→ **EXERCISE DIRECTIONS**: In the records below, some lines contain "React"; state the number of such lines and nothing else.

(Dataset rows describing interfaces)
==============================

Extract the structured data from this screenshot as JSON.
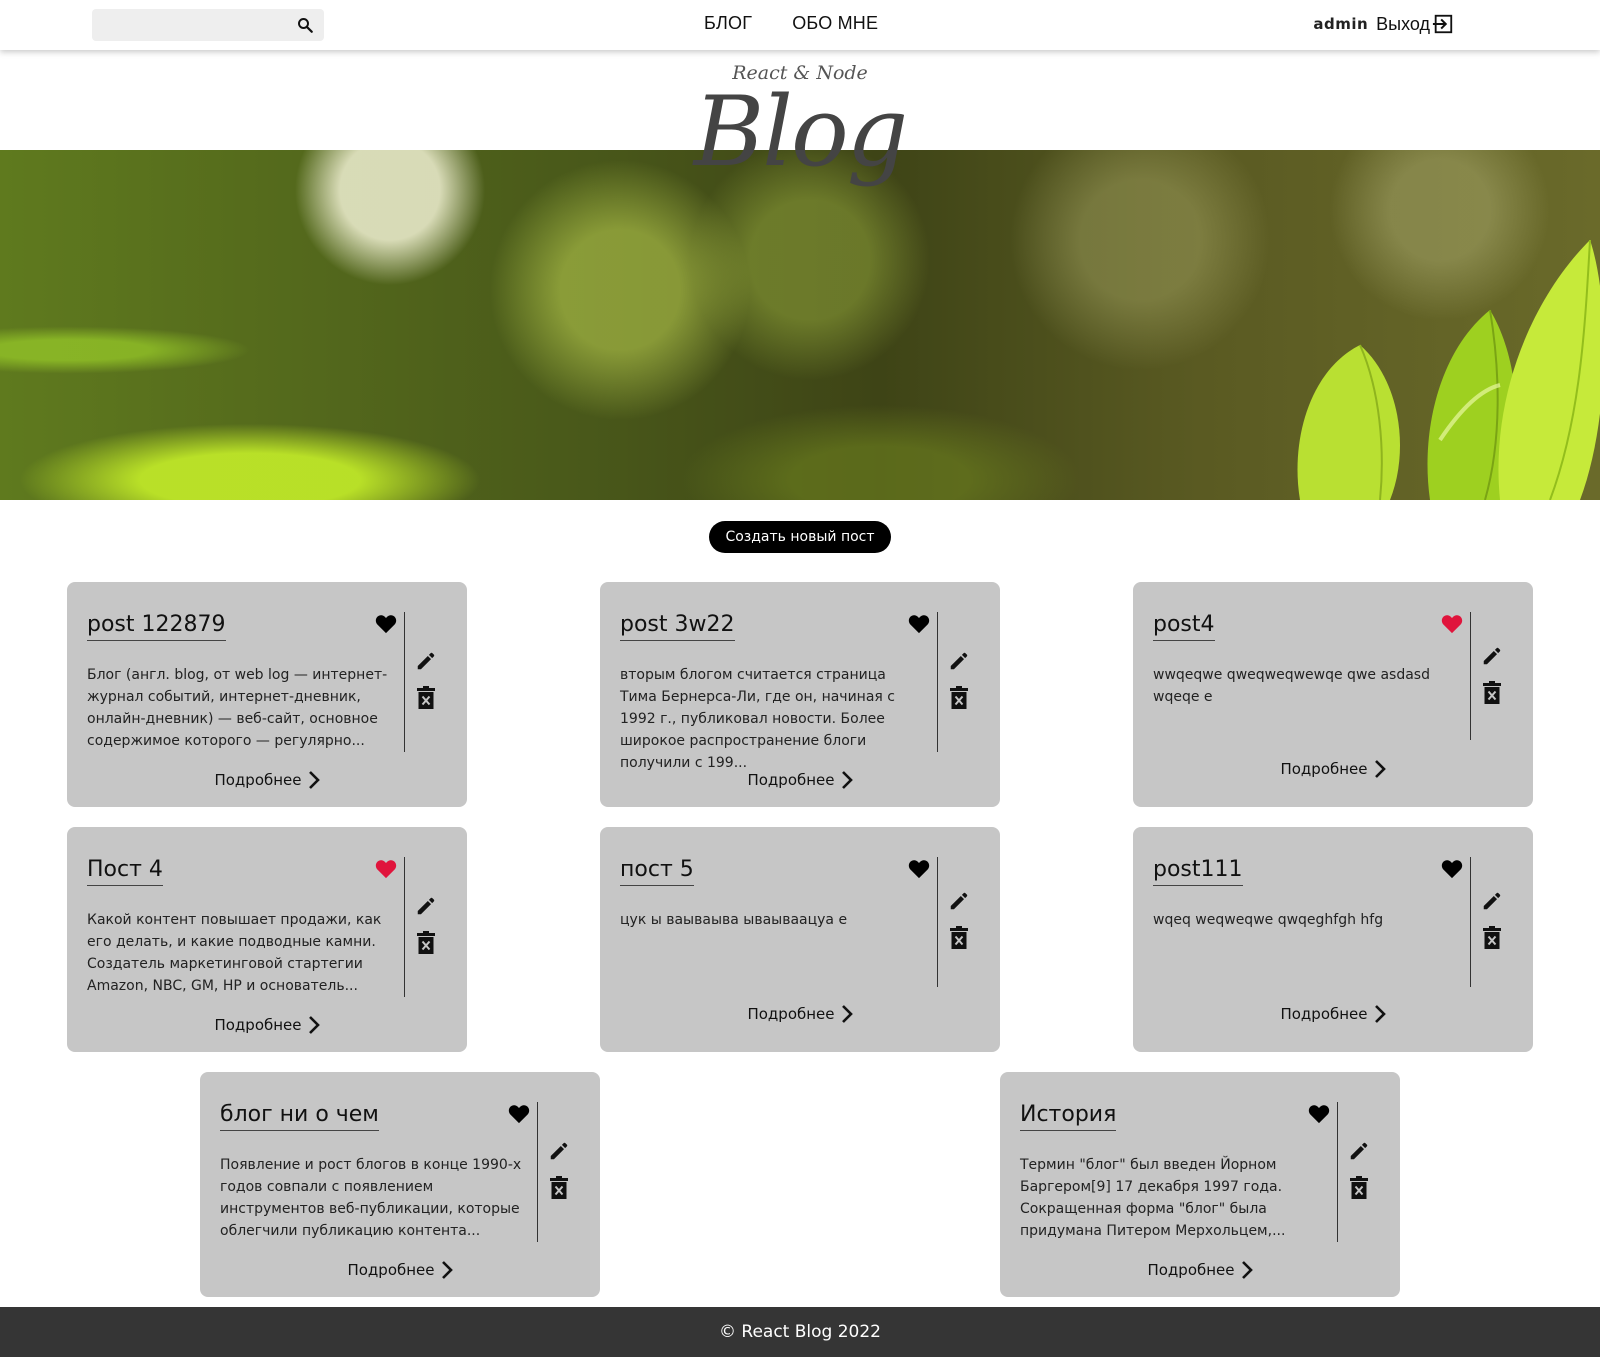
{
  "header": {
    "search": {
      "placeholder": "",
      "icon": "search-icon"
    },
    "nav": [
      {
        "label": "БЛОГ"
      },
      {
        "label": "ОБО МНЕ"
      }
    ],
    "user": {
      "name": "admin",
      "logout_label": "Выход",
      "logout_icon": "logout-icon"
    }
  },
  "hero": {
    "subtitle": "React & Node",
    "title": "Blog"
  },
  "create_button": {
    "label": "Создать новый пост"
  },
  "posts": [
    {
      "title": "post 122879",
      "liked": false,
      "text": "Блог (англ. blog, от web log — интернет-журнал событий, интернет-дневник, онлайн-дневник) — веб-сайт, основное содержимое которого — регулярно...",
      "more_label": "Подробнее"
    },
    {
      "title": "post 3w22",
      "liked": false,
      "text": "вторым блогом считается страница Тима Бернерса-Ли, где он, начиная с 1992 г., публиковал новости. Более широкое распространение блоги получили с 199...",
      "more_label": "Подробнее"
    },
    {
      "title": "post4",
      "liked": true,
      "text": "wwqeqwe qweqweqwewqe qwe asdasd wqeqe e",
      "more_label": "Подробнее"
    },
    {
      "title": "Пост 4",
      "liked": true,
      "text": "Какой контент повышает продажи, как его делать, и какие подводные камни. Создатель маркетинговой стартегии Amazon, NBC, GM, HP и основатель...",
      "more_label": "Подробнее"
    },
    {
      "title": "пост 5",
      "liked": false,
      "text": "цук ы ваываыва ываываацуа е",
      "more_label": "Подробнее"
    },
    {
      "title": "post111",
      "liked": false,
      "text": "wqeq weqweqwe qwqeghfgh hfg",
      "more_label": "Подробнее"
    },
    {
      "title": "блог ни о чем",
      "liked": false,
      "text": "Появление и рост блогов в конце 1990-х годов совпали с появлением инструментов веб-публикации, которые облегчили публикацию контента...",
      "more_label": "Подробнее"
    },
    {
      "title": "История",
      "liked": false,
      "text": "Термин \"блог\" был введен Йорном Баргером[9] 17 декабря 1997 года. Сокращенная форма \"блог\" была придумана Питером Мерхольцем,...",
      "more_label": "Подробнее"
    }
  ],
  "colors": {
    "card_bg": "#c6c6c6",
    "heart_liked": "#e0143c",
    "heart_default": "#000000",
    "footer_bg": "#353535",
    "button_bg": "#000000"
  },
  "footer": {
    "text": "© React Blog 2022"
  }
}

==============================

→ **FINAL ANSWER**: 2